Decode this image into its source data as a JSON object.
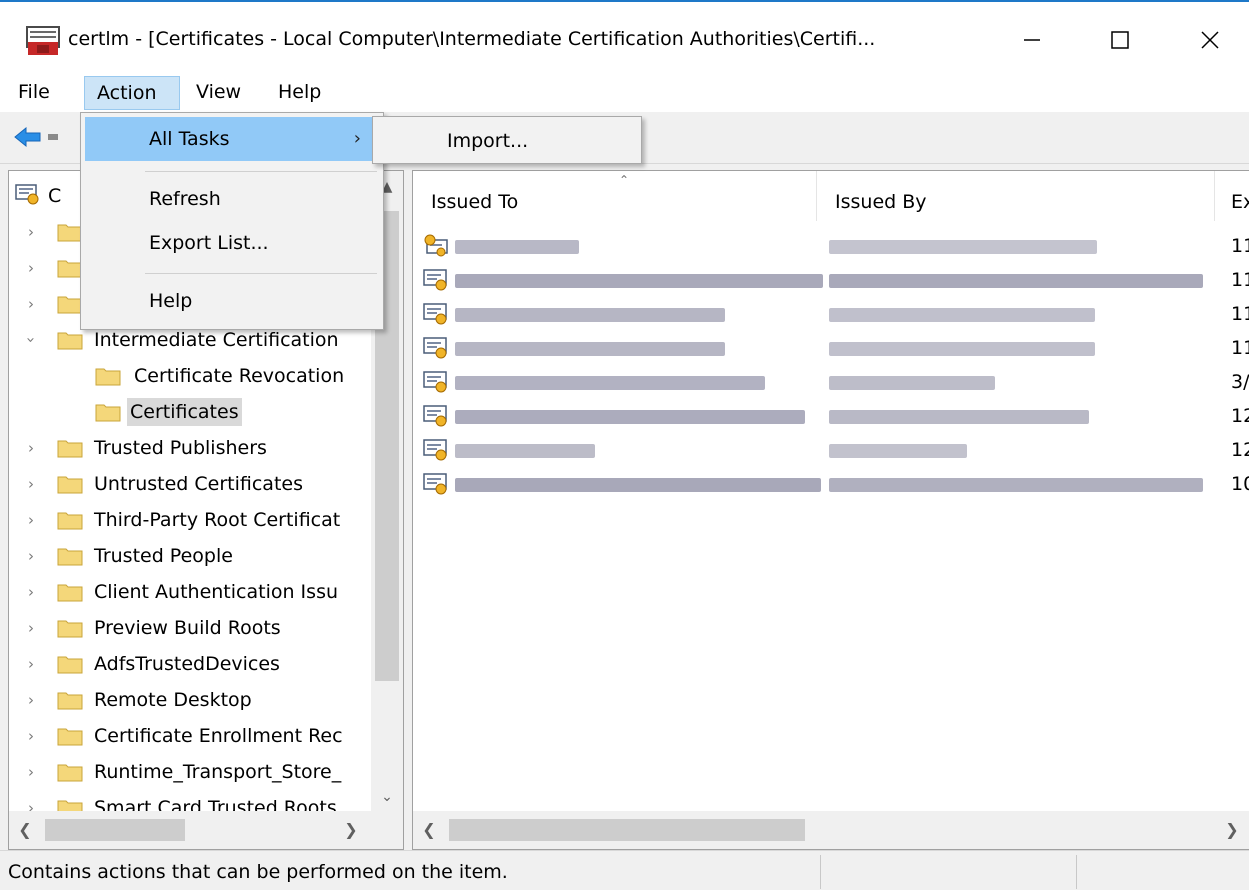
{
  "window": {
    "title": "certlm - [Certificates - Local Computer\\Intermediate Certification Authorities\\Certifi...",
    "minimize_icon": "minimize-icon",
    "maximize_icon": "maximize-icon",
    "close_icon": "close-icon"
  },
  "menubar": {
    "items": [
      "File",
      "Action",
      "View",
      "Help"
    ],
    "open_item": "Action"
  },
  "action_menu": {
    "all_tasks": "All Tasks",
    "refresh": "Refresh",
    "export_list": "Export List...",
    "help": "Help"
  },
  "all_tasks_submenu": {
    "import": "Import..."
  },
  "tree": {
    "root_label_partial": "C",
    "items": [
      {
        "label": "Intermediate Certification",
        "expanded": true
      },
      {
        "label": "Certificate Revocation"
      },
      {
        "label": "Certificates",
        "selected": true
      },
      {
        "label": "Trusted Publishers"
      },
      {
        "label": "Untrusted Certificates"
      },
      {
        "label": "Third-Party Root Certificat"
      },
      {
        "label": "Trusted People"
      },
      {
        "label": "Client Authentication Issu"
      },
      {
        "label": "Preview Build Roots"
      },
      {
        "label": "AdfsTrustedDevices"
      },
      {
        "label": "Remote Desktop"
      },
      {
        "label": "Certificate Enrollment Rec"
      },
      {
        "label": "Runtime_Transport_Store_"
      },
      {
        "label": "Smart Card Trusted Roots"
      }
    ]
  },
  "list": {
    "columns": [
      "Issued To",
      "Issued By",
      "Ex"
    ],
    "rows": [
      {
        "expiration_partial": "11"
      },
      {
        "expiration_partial": "11"
      },
      {
        "expiration_partial": "11"
      },
      {
        "expiration_partial": "11"
      },
      {
        "expiration_partial": "3/"
      },
      {
        "expiration_partial": "12"
      },
      {
        "expiration_partial": "12"
      },
      {
        "expiration_partial": "10"
      }
    ]
  },
  "statusbar": {
    "text": "Contains actions that can be performed on the item."
  },
  "colors": {
    "menu_highlight": "#91c9f7",
    "menu_open": "#cce4f7",
    "selection": "#d9d9d9",
    "folder": "#f4d77a",
    "cert_seal": "#f0b428",
    "blurred_text": "#b9b9c4"
  }
}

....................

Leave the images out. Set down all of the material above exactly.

Written solution.
Decode this image into its source data as a JSON object.
{
  "window": {
    "title": "certlm - [Certificates - Local Computer\\Intermediate Certification Authorities\\Certifi...",
    "minimize_icon": "minimize-icon",
    "maximize_icon": "maximize-icon",
    "close_icon": "close-icon"
  },
  "menubar": {
    "items": [
      "File",
      "Action",
      "View",
      "Help"
    ],
    "open_item": "Action"
  },
  "action_menu": {
    "all_tasks": "All Tasks",
    "refresh": "Refresh",
    "export_list": "Export List...",
    "help": "Help"
  },
  "all_tasks_submenu": {
    "import": "Import..."
  },
  "tree": {
    "root_label_partial": "C",
    "items": [
      {
        "label": "Intermediate Certification",
        "expanded": true
      },
      {
        "label": "Certificate Revocation"
      },
      {
        "label": "Certificates",
        "selected": true
      },
      {
        "label": "Trusted Publishers"
      },
      {
        "label": "Untrusted Certificates"
      },
      {
        "label": "Third-Party Root Certificat"
      },
      {
        "label": "Trusted People"
      },
      {
        "label": "Client Authentication Issu"
      },
      {
        "label": "Preview Build Roots"
      },
      {
        "label": "AdfsTrustedDevices"
      },
      {
        "label": "Remote Desktop"
      },
      {
        "label": "Certificate Enrollment Rec"
      },
      {
        "label": "Runtime_Transport_Store_"
      },
      {
        "label": "Smart Card Trusted Roots"
      }
    ]
  },
  "list": {
    "columns": [
      "Issued To",
      "Issued By",
      "Ex"
    ],
    "rows": [
      {
        "expiration_partial": "11"
      },
      {
        "expiration_partial": "11"
      },
      {
        "expiration_partial": "11"
      },
      {
        "expiration_partial": "11"
      },
      {
        "expiration_partial": "3/"
      },
      {
        "expiration_partial": "12"
      },
      {
        "expiration_partial": "12"
      },
      {
        "expiration_partial": "10"
      }
    ]
  },
  "statusbar": {
    "text": "Contains actions that can be performed on the item."
  },
  "colors": {
    "menu_highlight": "#91c9f7",
    "menu_open": "#cce4f7",
    "selection": "#d9d9d9",
    "folder": "#f4d77a",
    "cert_seal": "#f0b428",
    "blurred_text": "#b9b9c4"
  }
}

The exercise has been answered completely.